The Chrome app launcher is more than a glorified version of the Windows start menu. It packs a surprising amount of Google-y power that can speed up a wide variety of tasks on a Chromebook—and Windows, if you install the Chrome launcher.
Use the power of the built-in search button
Remember, Google killed the caps lock key when it designed the Chromebook keyboard. In its place is a dedicated Search button, which actually does a ton of things besides merely searching Google. Though it does that well, you can also use the Search button whenever you want to go to a new site. Instead of manually opening a new tab or typing Control-T, just hit the Search button and start typing.
Your Chromebook will pull up suggestions from your search history, bookmarks, frequently-visited sites, and—of course—Google’s auto-suggestions from the Internet and Chrome Web Store. Hit Enter and you’ll go to the first result.
After using this method to navigate the web, Windows or OS X will suddenly start to feel slower by comparison… though the Chrome app launcher offers the same functionality on those operating systems. There’s no fancy native keyboard shortcut on non-Chromebooks, though.
Get a calculator and unit converter all-in-one
Forget grabbing your smartphone or picking up a calculator for those pesky math calculations. Instead, just hit that Search button on Chromebooks and start typing to get an instant answer. Calculations will show up right in the app launcher box, without the need to wait for a new tab to open.
The keyboard commands are pretty straightforward: Use the forward slash for fractions and division, the x for multiplication, and the period for decimals.
Hit Enter to open a new browser tab with a full-blown calculator, which you can use for performing additional calculations with your answer. You can get the same magic with unit conversions, handy for cooking or measuring something. Unfortunately, the Chrome app launcher doesn’t yet handle currency conversions.
Open apps with your voice
Siri and Google Now have made speaking commands to smartphones a routine occurrence. Hit the Search button and say “Ok Google,” then speak your command.
There are also several recognizable voice commands that will perform a function, such as setting a timer, or creating a reminder that will sync to Chrome on any device. Sure, you might feel weird yelling at your computer, but it’s sometimes faster to get information using your voice.
Tricks for opening apps
Fancy tricks aside, the Search button always takes you to the seemingly benign app launcher. But there are a few other hidden gems hidden within the app launcher itself.
For example, when you right-click (accomplished by tapping two fingers on the Chromebook trackpad) on an app’s icon, you’ll find some additional options. You can open a Chrome app in its own window, for instance, which is useful if you want a desktop-type experience by having different apps and web services running discretely.
Right-clicking on an app in the launcher can also help you perform some regular maintenance, such as fully removing the app from Chrome. If you click App Info, you’ll get geeky developer stats and can also designate whether you want the app always to open as a regular tab, a pinned tab, in its own window, or maximized.
Sync your app folders
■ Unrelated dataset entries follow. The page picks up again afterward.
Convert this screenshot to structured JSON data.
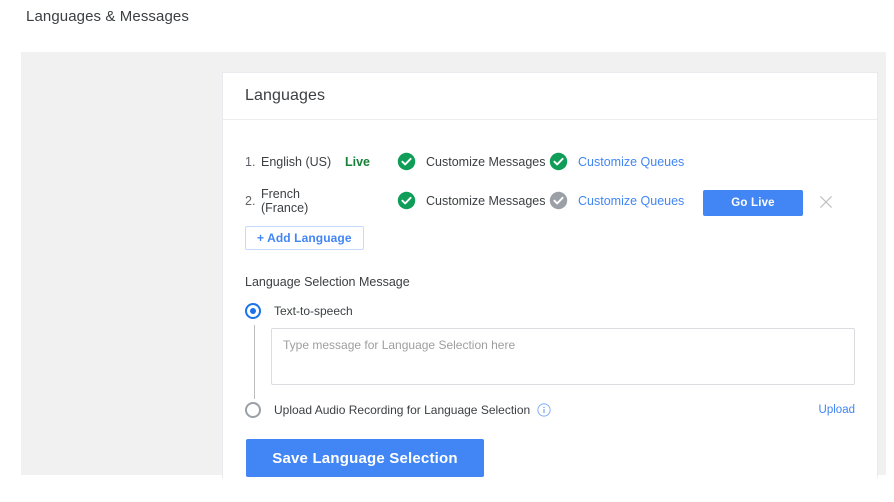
{
  "topbar": {
    "title": "Languages & Messages"
  },
  "card": {
    "title": "Languages",
    "languages": [
      {
        "index": "1.",
        "name": "English (US)",
        "status": "Live",
        "messages_label": "Customize Messages",
        "messages_icon": "check-circle-green-icon",
        "queues_label": "Customize Queues",
        "queues_icon": "check-circle-green-icon",
        "go_live_label": "",
        "has_go_live": false,
        "has_close": false
      },
      {
        "index": "2.",
        "name": "French (France)",
        "status": "",
        "messages_label": "Customize Messages",
        "messages_icon": "check-circle-green-icon",
        "queues_label": "Customize Queues",
        "queues_icon": "check-circle-gray-icon",
        "go_live_label": "Go Live",
        "has_go_live": true,
        "has_close": true
      }
    ],
    "add_language_label": "+ Add Language",
    "selection_message": {
      "section_label": "Language Selection Message",
      "tts_option_label": "Text-to-speech",
      "tts_selected": true,
      "textarea_value": "",
      "textarea_placeholder": "Type message for Language Selection here",
      "upload_option_label": "Upload Audio Recording for Language Selection",
      "upload_selected": false,
      "info_icon": "info-circle-icon",
      "upload_link_label": "Upload"
    },
    "save_label": "Save Language Selection"
  },
  "colors": {
    "accent_blue": "#4285f4",
    "link_blue": "#4285f4",
    "live_green": "#188038",
    "check_green": "#0f9d58",
    "check_gray": "#9aa0a6",
    "workspace_gray": "#f1f1f1"
  }
}
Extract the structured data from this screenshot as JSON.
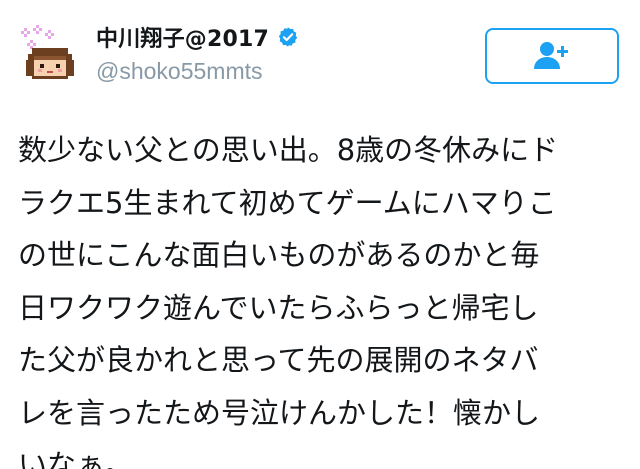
{
  "tweet": {
    "display_name": "中川翔子@2017",
    "handle": "@shoko55mmts",
    "verified": true,
    "avatar_icon": "pixel-art-avatar",
    "follow_icon": "add-user-icon",
    "accent_color": "#1da1f2",
    "text": "数少ない父との思い出。8歳の冬休みにド\nラクエ5生まれて初めてゲームにハマりこ\nの世にこんな面白いものがあるのかと毎\n日ワクワク遊んでいたらふらっと帰宅し\nた父が良かれと思って先の展開のネタバ\nレを言ったため号泣けんかした！懐かし\nいなぁ。"
  }
}
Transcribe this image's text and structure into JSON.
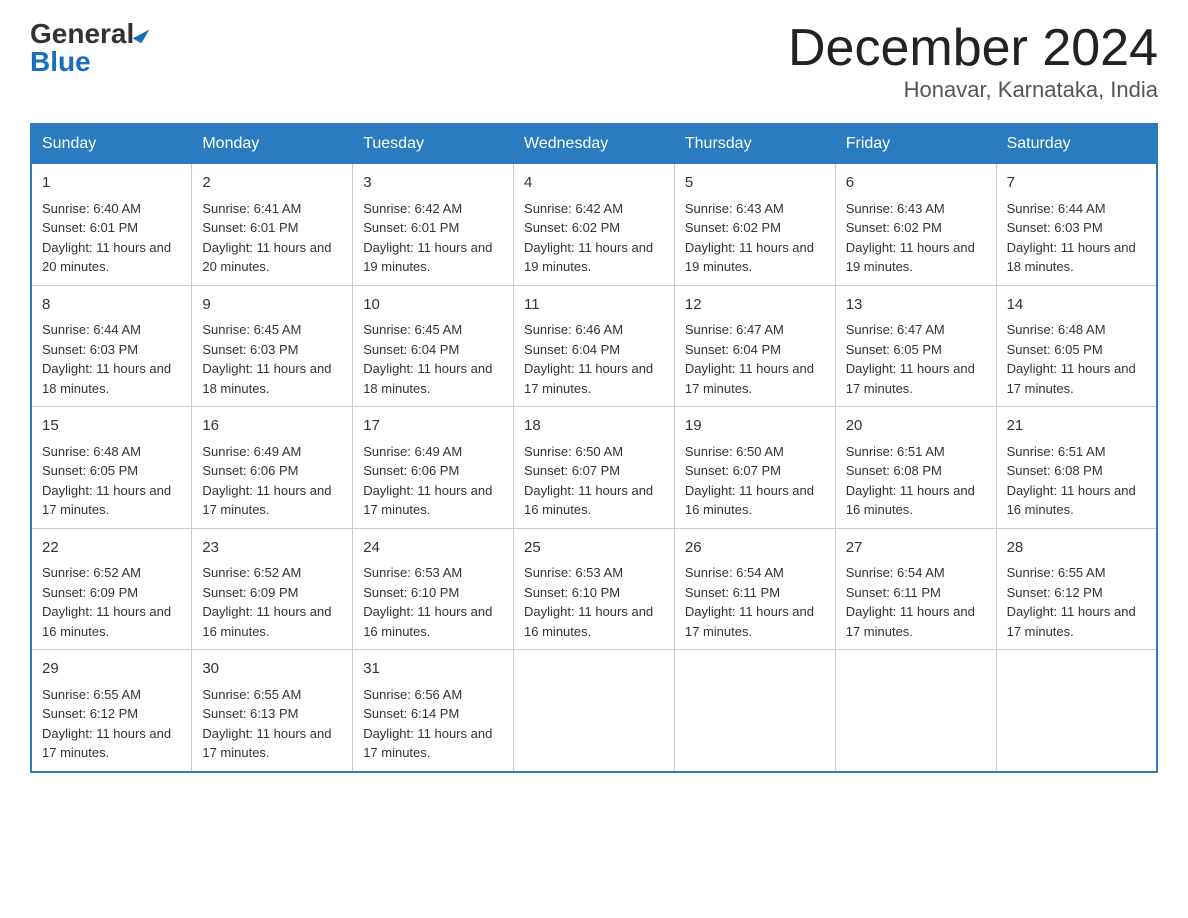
{
  "header": {
    "logo_general": "General",
    "logo_blue": "Blue",
    "month_title": "December 2024",
    "location": "Honavar, Karnataka, India"
  },
  "weekdays": [
    "Sunday",
    "Monday",
    "Tuesday",
    "Wednesday",
    "Thursday",
    "Friday",
    "Saturday"
  ],
  "weeks": [
    [
      {
        "day": "1",
        "sunrise": "6:40 AM",
        "sunset": "6:01 PM",
        "daylight": "11 hours and 20 minutes."
      },
      {
        "day": "2",
        "sunrise": "6:41 AM",
        "sunset": "6:01 PM",
        "daylight": "11 hours and 20 minutes."
      },
      {
        "day": "3",
        "sunrise": "6:42 AM",
        "sunset": "6:01 PM",
        "daylight": "11 hours and 19 minutes."
      },
      {
        "day": "4",
        "sunrise": "6:42 AM",
        "sunset": "6:02 PM",
        "daylight": "11 hours and 19 minutes."
      },
      {
        "day": "5",
        "sunrise": "6:43 AM",
        "sunset": "6:02 PM",
        "daylight": "11 hours and 19 minutes."
      },
      {
        "day": "6",
        "sunrise": "6:43 AM",
        "sunset": "6:02 PM",
        "daylight": "11 hours and 19 minutes."
      },
      {
        "day": "7",
        "sunrise": "6:44 AM",
        "sunset": "6:03 PM",
        "daylight": "11 hours and 18 minutes."
      }
    ],
    [
      {
        "day": "8",
        "sunrise": "6:44 AM",
        "sunset": "6:03 PM",
        "daylight": "11 hours and 18 minutes."
      },
      {
        "day": "9",
        "sunrise": "6:45 AM",
        "sunset": "6:03 PM",
        "daylight": "11 hours and 18 minutes."
      },
      {
        "day": "10",
        "sunrise": "6:45 AM",
        "sunset": "6:04 PM",
        "daylight": "11 hours and 18 minutes."
      },
      {
        "day": "11",
        "sunrise": "6:46 AM",
        "sunset": "6:04 PM",
        "daylight": "11 hours and 17 minutes."
      },
      {
        "day": "12",
        "sunrise": "6:47 AM",
        "sunset": "6:04 PM",
        "daylight": "11 hours and 17 minutes."
      },
      {
        "day": "13",
        "sunrise": "6:47 AM",
        "sunset": "6:05 PM",
        "daylight": "11 hours and 17 minutes."
      },
      {
        "day": "14",
        "sunrise": "6:48 AM",
        "sunset": "6:05 PM",
        "daylight": "11 hours and 17 minutes."
      }
    ],
    [
      {
        "day": "15",
        "sunrise": "6:48 AM",
        "sunset": "6:05 PM",
        "daylight": "11 hours and 17 minutes."
      },
      {
        "day": "16",
        "sunrise": "6:49 AM",
        "sunset": "6:06 PM",
        "daylight": "11 hours and 17 minutes."
      },
      {
        "day": "17",
        "sunrise": "6:49 AM",
        "sunset": "6:06 PM",
        "daylight": "11 hours and 17 minutes."
      },
      {
        "day": "18",
        "sunrise": "6:50 AM",
        "sunset": "6:07 PM",
        "daylight": "11 hours and 16 minutes."
      },
      {
        "day": "19",
        "sunrise": "6:50 AM",
        "sunset": "6:07 PM",
        "daylight": "11 hours and 16 minutes."
      },
      {
        "day": "20",
        "sunrise": "6:51 AM",
        "sunset": "6:08 PM",
        "daylight": "11 hours and 16 minutes."
      },
      {
        "day": "21",
        "sunrise": "6:51 AM",
        "sunset": "6:08 PM",
        "daylight": "11 hours and 16 minutes."
      }
    ],
    [
      {
        "day": "22",
        "sunrise": "6:52 AM",
        "sunset": "6:09 PM",
        "daylight": "11 hours and 16 minutes."
      },
      {
        "day": "23",
        "sunrise": "6:52 AM",
        "sunset": "6:09 PM",
        "daylight": "11 hours and 16 minutes."
      },
      {
        "day": "24",
        "sunrise": "6:53 AM",
        "sunset": "6:10 PM",
        "daylight": "11 hours and 16 minutes."
      },
      {
        "day": "25",
        "sunrise": "6:53 AM",
        "sunset": "6:10 PM",
        "daylight": "11 hours and 16 minutes."
      },
      {
        "day": "26",
        "sunrise": "6:54 AM",
        "sunset": "6:11 PM",
        "daylight": "11 hours and 17 minutes."
      },
      {
        "day": "27",
        "sunrise": "6:54 AM",
        "sunset": "6:11 PM",
        "daylight": "11 hours and 17 minutes."
      },
      {
        "day": "28",
        "sunrise": "6:55 AM",
        "sunset": "6:12 PM",
        "daylight": "11 hours and 17 minutes."
      }
    ],
    [
      {
        "day": "29",
        "sunrise": "6:55 AM",
        "sunset": "6:12 PM",
        "daylight": "11 hours and 17 minutes."
      },
      {
        "day": "30",
        "sunrise": "6:55 AM",
        "sunset": "6:13 PM",
        "daylight": "11 hours and 17 minutes."
      },
      {
        "day": "31",
        "sunrise": "6:56 AM",
        "sunset": "6:14 PM",
        "daylight": "11 hours and 17 minutes."
      },
      null,
      null,
      null,
      null
    ]
  ]
}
Just like on a smartphone, Chrome’s app launcher lets you drag and drop your apps into folders for a tidier approach. Your folders don’t carry over to other computers, however—unless you manually enable a Chrome flag that lets you sync your setup across multiple Chromebooks, as well as Windows PCs and Macs that have the Chrome app launcher installed.
To enable this, type
chrome://flags in the omnibox. Then, look for the flag labeled enable-sync-app-list. Next time you sign in to a friend’s Chromebook or pick up a new one, you won’t have to reorganize where your apps live in the launcher.